**Work task**
In the records below, pick out all lines containing the word "меня".

**Dataset excerpts**
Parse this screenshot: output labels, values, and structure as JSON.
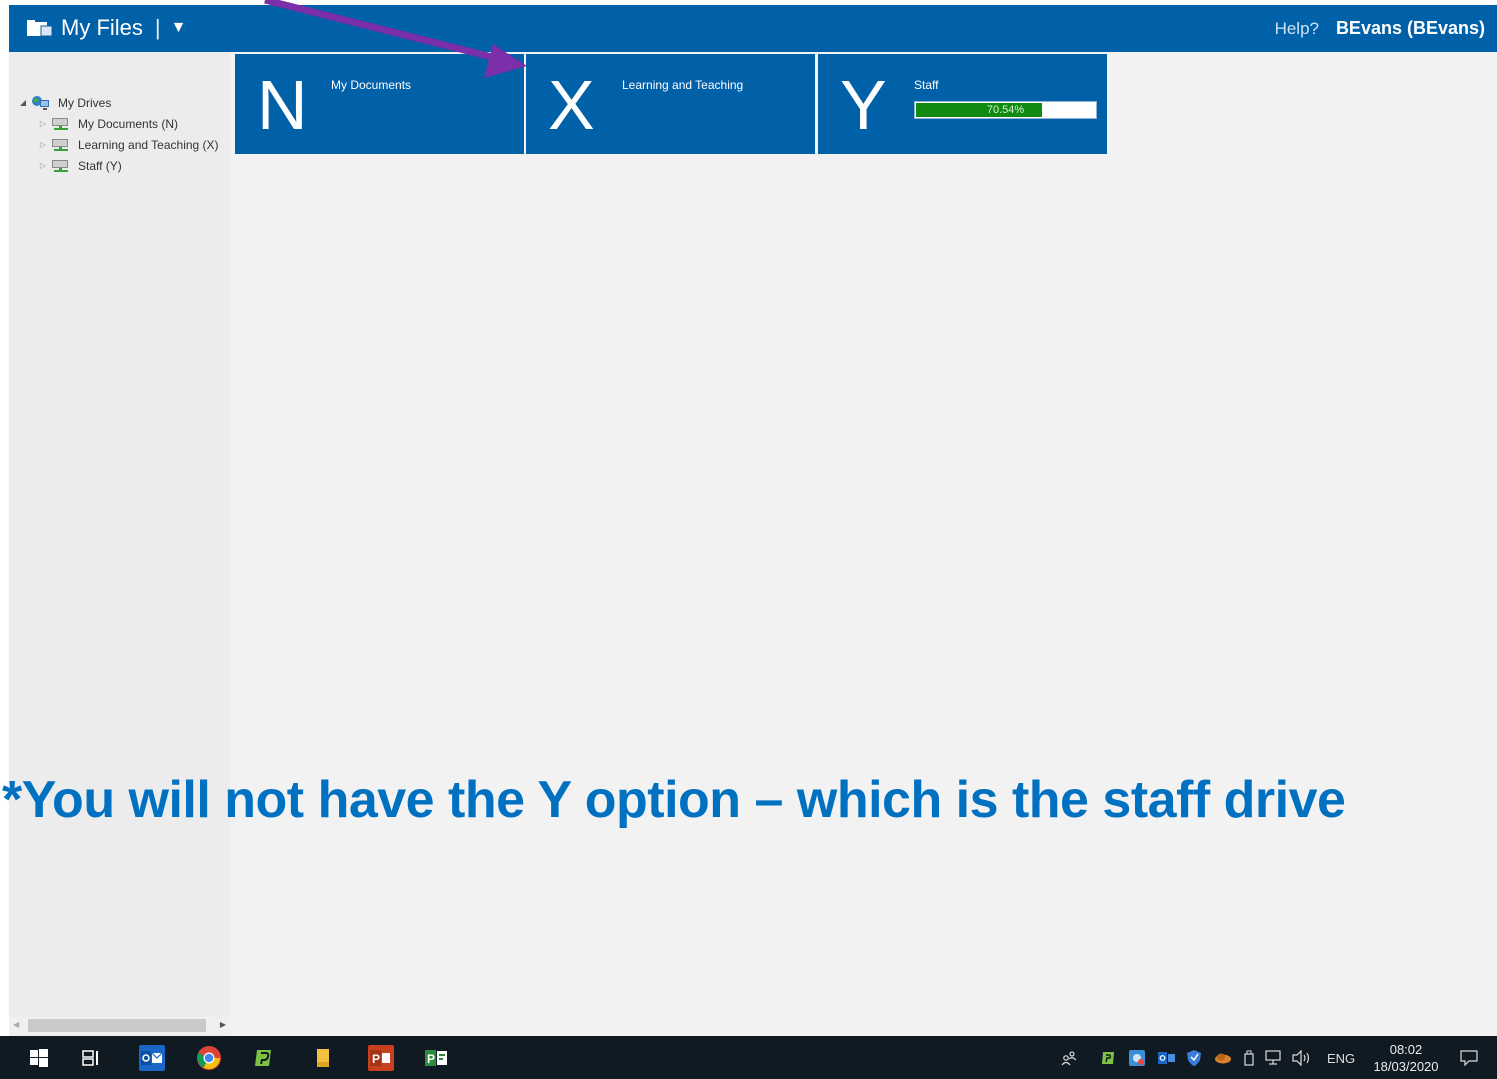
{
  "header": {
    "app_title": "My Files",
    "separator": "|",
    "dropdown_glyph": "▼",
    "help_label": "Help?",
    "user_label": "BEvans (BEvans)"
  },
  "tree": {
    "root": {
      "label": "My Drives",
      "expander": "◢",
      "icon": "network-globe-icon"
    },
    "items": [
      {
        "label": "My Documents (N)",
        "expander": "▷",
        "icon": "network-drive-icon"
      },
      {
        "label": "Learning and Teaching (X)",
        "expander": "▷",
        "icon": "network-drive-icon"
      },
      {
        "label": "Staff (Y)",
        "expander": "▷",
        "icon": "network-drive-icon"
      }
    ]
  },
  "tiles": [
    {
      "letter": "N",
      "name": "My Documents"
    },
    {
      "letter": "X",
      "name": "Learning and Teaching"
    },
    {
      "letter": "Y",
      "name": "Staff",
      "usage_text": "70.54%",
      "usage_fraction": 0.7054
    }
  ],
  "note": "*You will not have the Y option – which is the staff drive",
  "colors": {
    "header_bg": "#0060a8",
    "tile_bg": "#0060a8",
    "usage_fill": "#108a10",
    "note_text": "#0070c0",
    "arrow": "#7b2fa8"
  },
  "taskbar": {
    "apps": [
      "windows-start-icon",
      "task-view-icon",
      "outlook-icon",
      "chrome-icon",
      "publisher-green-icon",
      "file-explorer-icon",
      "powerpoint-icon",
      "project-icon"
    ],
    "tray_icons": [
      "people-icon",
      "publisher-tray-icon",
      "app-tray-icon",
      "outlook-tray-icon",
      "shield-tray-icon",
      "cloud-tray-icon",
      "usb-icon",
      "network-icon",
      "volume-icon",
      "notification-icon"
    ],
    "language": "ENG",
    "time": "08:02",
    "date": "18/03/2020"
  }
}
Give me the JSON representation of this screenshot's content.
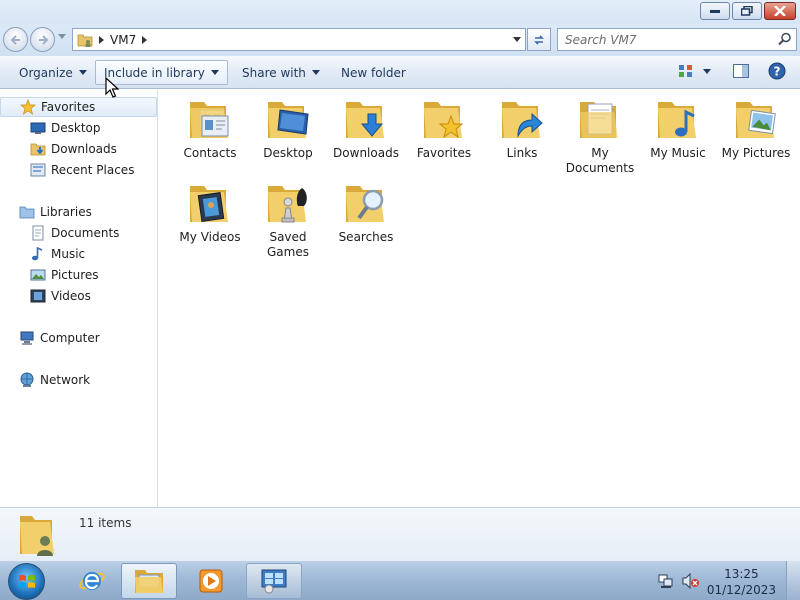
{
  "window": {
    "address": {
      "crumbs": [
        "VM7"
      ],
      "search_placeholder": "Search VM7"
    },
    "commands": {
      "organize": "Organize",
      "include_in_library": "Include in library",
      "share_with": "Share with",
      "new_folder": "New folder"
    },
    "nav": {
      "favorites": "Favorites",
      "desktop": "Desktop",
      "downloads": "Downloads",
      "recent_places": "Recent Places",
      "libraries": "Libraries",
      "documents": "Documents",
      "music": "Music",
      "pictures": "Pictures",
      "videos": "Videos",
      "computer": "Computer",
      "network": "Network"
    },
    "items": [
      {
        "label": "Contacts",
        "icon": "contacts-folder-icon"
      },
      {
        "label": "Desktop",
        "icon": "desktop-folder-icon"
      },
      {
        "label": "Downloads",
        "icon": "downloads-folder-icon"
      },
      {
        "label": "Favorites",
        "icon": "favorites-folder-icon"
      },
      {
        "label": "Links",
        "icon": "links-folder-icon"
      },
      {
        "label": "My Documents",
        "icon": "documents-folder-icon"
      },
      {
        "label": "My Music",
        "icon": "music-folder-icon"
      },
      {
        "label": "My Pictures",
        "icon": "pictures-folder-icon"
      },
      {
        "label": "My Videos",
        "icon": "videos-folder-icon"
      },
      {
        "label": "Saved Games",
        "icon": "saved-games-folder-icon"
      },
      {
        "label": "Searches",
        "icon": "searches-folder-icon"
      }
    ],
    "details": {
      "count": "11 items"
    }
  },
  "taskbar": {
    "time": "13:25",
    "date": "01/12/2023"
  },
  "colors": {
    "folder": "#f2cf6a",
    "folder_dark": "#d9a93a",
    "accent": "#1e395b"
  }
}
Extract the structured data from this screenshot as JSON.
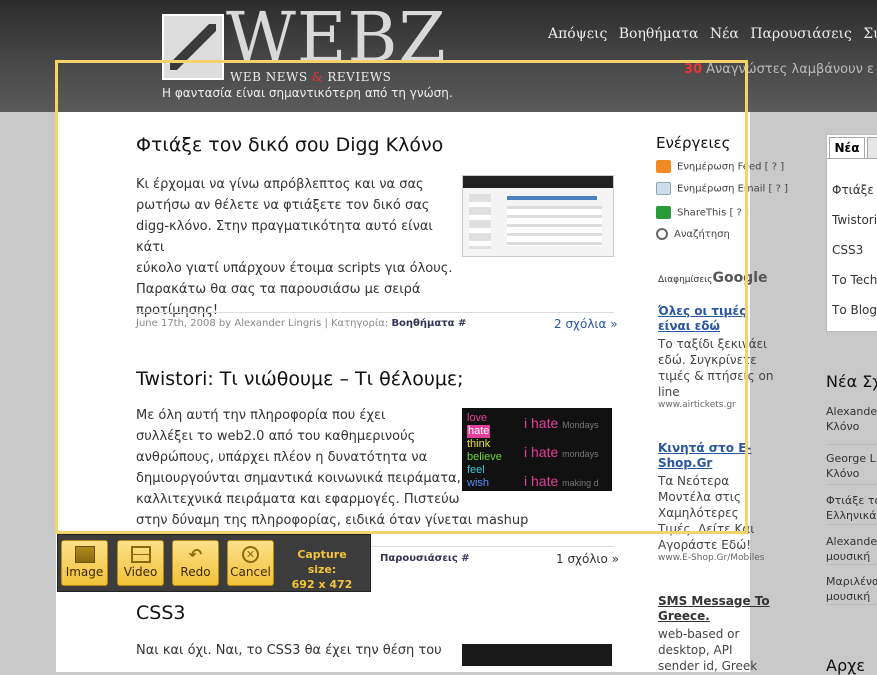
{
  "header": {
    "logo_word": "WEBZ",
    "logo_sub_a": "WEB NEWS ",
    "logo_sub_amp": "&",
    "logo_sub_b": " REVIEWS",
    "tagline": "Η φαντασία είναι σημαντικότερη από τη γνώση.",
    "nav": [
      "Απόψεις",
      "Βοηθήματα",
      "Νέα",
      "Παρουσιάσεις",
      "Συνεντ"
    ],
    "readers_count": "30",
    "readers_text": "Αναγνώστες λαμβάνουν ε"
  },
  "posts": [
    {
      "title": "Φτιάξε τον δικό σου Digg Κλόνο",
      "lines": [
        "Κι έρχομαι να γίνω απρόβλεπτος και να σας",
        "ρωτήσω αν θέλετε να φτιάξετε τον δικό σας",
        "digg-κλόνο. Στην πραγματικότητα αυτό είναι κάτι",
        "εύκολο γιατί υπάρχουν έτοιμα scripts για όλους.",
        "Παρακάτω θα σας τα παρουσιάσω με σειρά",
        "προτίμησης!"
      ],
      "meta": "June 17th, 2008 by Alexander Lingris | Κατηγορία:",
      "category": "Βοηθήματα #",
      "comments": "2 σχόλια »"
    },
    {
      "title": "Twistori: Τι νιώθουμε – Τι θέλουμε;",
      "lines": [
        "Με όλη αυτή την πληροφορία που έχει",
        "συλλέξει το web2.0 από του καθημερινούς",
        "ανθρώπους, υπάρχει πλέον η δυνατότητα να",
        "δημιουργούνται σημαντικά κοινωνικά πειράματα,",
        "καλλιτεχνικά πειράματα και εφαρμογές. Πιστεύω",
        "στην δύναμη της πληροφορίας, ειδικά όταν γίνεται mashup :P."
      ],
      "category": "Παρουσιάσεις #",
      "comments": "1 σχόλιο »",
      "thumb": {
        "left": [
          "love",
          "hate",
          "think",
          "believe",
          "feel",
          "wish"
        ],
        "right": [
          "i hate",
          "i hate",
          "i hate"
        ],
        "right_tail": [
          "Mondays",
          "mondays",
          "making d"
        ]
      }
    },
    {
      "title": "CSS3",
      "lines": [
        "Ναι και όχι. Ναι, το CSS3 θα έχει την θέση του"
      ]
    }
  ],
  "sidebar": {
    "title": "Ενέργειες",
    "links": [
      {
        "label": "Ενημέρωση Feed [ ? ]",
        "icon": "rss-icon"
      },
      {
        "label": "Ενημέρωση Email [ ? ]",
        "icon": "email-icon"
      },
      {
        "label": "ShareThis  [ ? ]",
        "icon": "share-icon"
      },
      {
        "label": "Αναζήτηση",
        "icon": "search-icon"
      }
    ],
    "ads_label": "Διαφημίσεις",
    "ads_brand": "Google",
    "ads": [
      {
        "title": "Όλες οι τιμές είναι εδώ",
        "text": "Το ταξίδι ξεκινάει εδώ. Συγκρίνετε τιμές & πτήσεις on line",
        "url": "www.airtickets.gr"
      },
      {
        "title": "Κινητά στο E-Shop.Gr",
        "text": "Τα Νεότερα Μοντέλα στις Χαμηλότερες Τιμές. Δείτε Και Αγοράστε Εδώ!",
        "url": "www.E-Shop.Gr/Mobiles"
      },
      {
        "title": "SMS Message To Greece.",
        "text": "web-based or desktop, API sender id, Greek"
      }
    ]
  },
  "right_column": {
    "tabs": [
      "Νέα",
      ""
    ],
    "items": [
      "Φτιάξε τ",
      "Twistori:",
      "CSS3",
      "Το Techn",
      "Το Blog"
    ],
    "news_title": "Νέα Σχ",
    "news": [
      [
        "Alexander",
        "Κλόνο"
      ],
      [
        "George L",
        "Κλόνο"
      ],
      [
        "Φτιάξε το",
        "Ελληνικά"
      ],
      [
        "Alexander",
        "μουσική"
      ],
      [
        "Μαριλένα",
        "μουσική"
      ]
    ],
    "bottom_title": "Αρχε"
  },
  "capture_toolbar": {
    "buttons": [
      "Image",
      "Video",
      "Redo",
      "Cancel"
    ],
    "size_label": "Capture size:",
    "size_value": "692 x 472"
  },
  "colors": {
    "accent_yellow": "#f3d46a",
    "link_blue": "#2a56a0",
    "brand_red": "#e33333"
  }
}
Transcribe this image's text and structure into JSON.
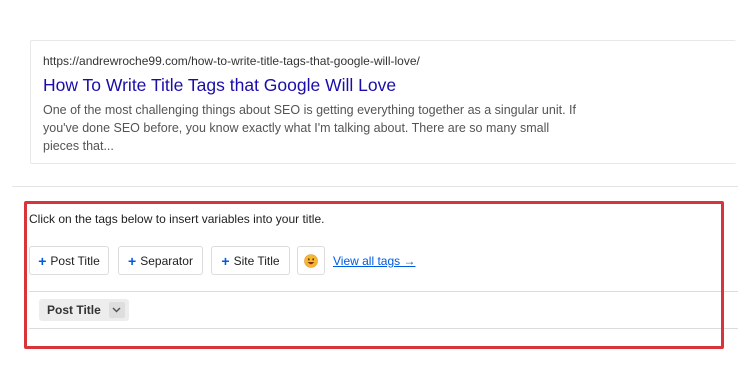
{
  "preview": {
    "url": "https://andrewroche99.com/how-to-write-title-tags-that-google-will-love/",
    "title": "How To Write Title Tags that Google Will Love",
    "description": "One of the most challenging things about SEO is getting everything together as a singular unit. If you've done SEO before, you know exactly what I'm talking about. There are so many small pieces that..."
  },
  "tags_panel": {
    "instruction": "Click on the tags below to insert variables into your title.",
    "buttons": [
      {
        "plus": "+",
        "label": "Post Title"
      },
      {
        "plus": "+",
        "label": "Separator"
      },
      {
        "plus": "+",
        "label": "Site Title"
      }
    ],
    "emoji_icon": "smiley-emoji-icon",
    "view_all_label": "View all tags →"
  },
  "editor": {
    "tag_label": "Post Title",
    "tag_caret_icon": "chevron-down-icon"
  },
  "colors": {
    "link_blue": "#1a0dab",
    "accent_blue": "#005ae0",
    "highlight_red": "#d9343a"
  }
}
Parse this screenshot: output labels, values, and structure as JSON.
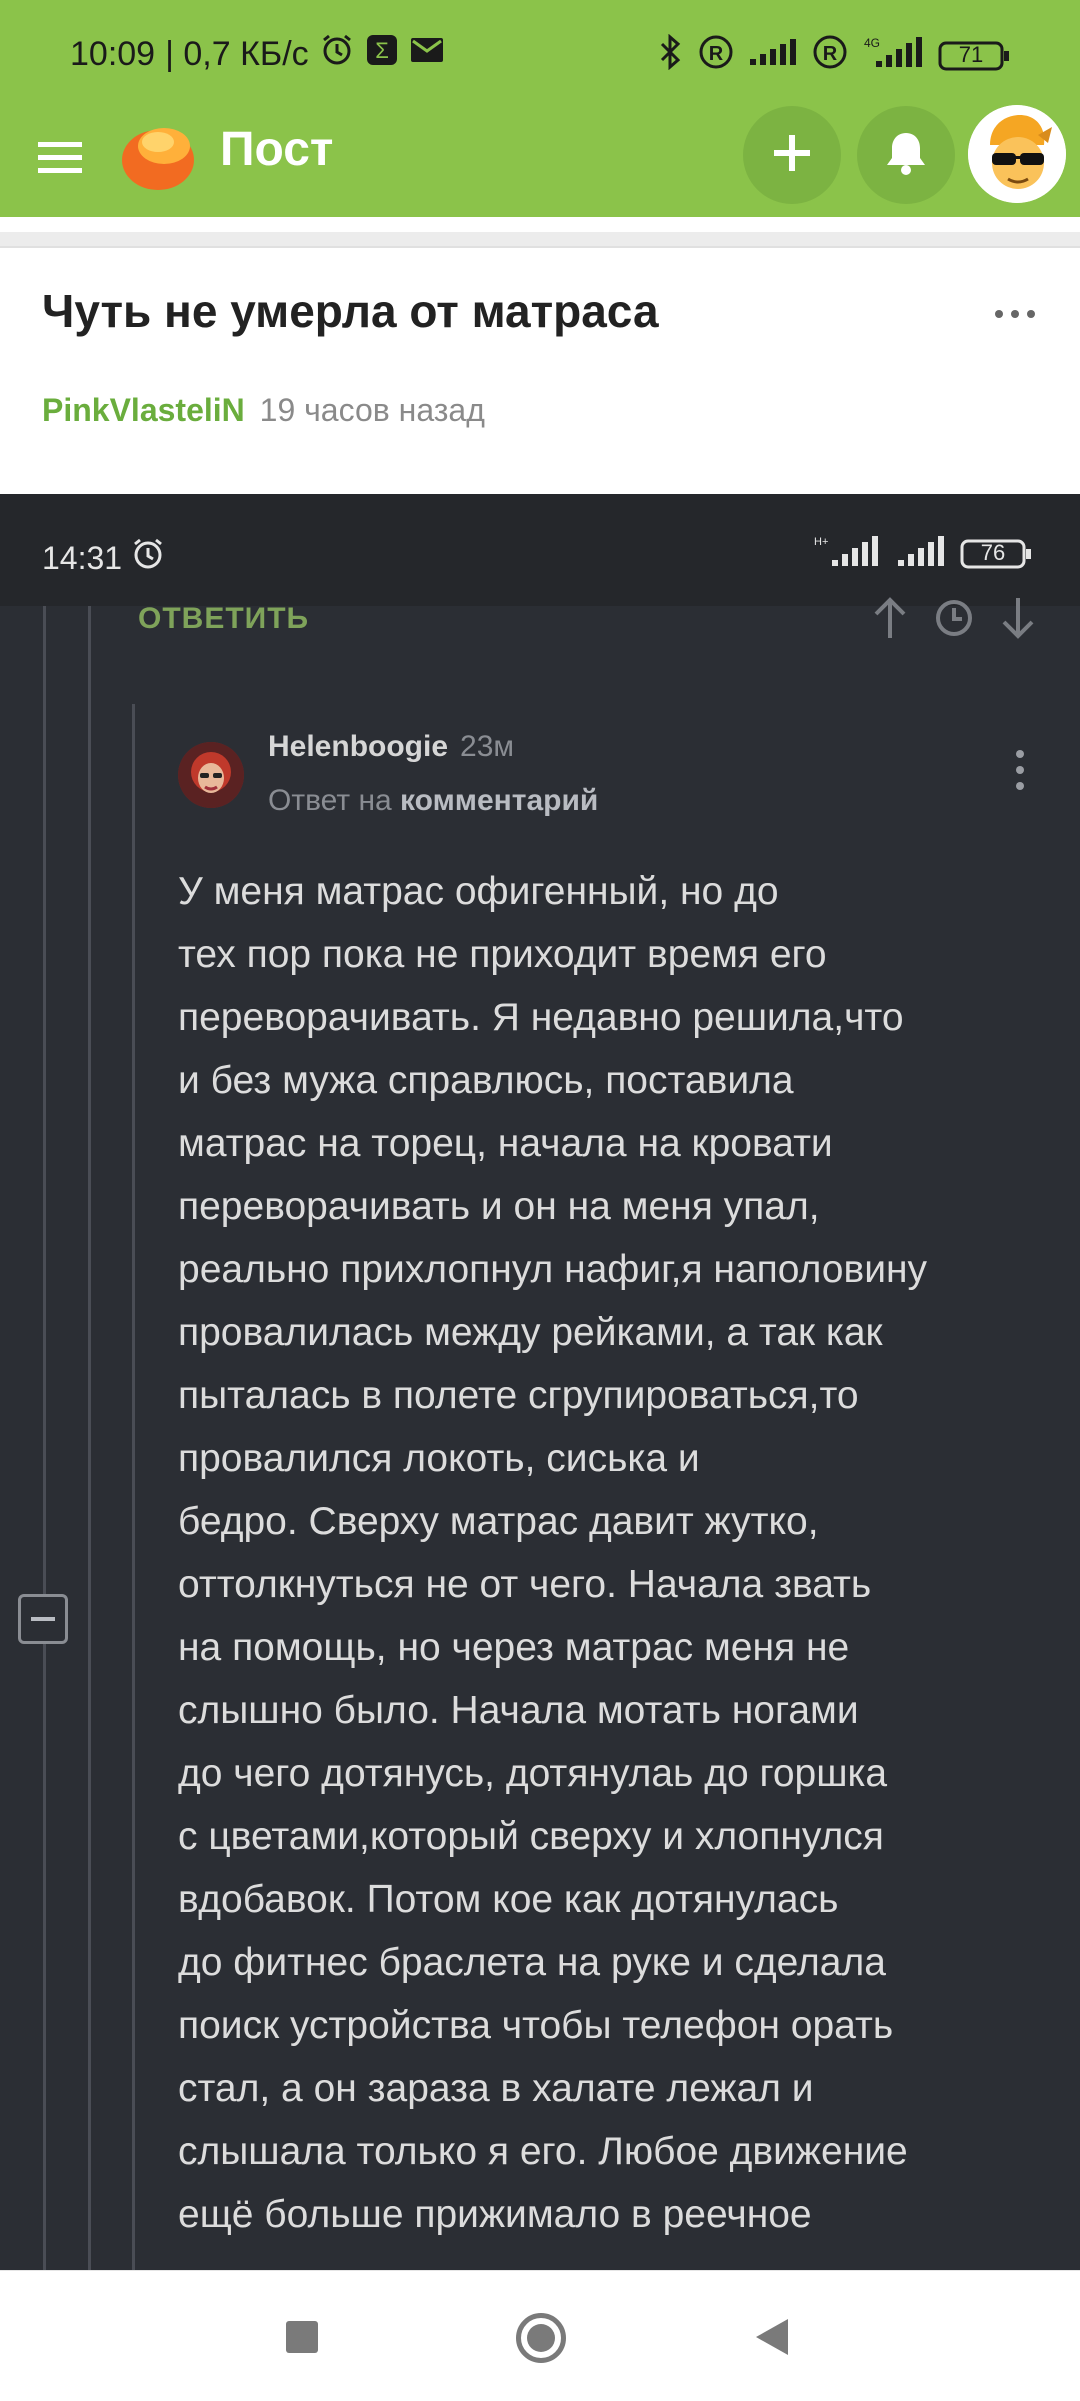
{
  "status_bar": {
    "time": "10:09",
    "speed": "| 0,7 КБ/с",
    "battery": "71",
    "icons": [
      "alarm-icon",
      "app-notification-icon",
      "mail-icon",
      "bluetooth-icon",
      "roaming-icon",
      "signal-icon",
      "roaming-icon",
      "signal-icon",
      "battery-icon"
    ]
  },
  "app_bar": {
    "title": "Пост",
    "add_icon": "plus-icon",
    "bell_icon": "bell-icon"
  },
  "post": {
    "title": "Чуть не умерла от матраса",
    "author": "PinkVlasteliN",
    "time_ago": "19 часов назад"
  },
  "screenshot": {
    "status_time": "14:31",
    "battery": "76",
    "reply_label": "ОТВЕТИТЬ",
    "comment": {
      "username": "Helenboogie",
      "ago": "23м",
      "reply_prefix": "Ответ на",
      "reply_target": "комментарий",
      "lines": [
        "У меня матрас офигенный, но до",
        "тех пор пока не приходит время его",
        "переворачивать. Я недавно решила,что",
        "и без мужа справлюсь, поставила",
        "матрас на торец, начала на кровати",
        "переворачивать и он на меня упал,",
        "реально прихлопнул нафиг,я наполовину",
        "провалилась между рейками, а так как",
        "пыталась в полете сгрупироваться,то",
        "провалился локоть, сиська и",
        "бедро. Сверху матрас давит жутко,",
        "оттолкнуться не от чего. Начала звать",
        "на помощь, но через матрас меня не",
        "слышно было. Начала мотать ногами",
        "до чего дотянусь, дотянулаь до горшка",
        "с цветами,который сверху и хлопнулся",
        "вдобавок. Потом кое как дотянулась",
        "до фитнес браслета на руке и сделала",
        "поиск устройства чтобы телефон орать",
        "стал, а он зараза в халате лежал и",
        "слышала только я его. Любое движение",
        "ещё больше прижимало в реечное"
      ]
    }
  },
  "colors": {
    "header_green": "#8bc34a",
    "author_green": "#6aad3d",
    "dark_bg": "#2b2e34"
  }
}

**Result**
        "У меня матрас офигенный, но до",
        "переворачивать и он на меня упал,",
        "на помощь, но через матрас меня не",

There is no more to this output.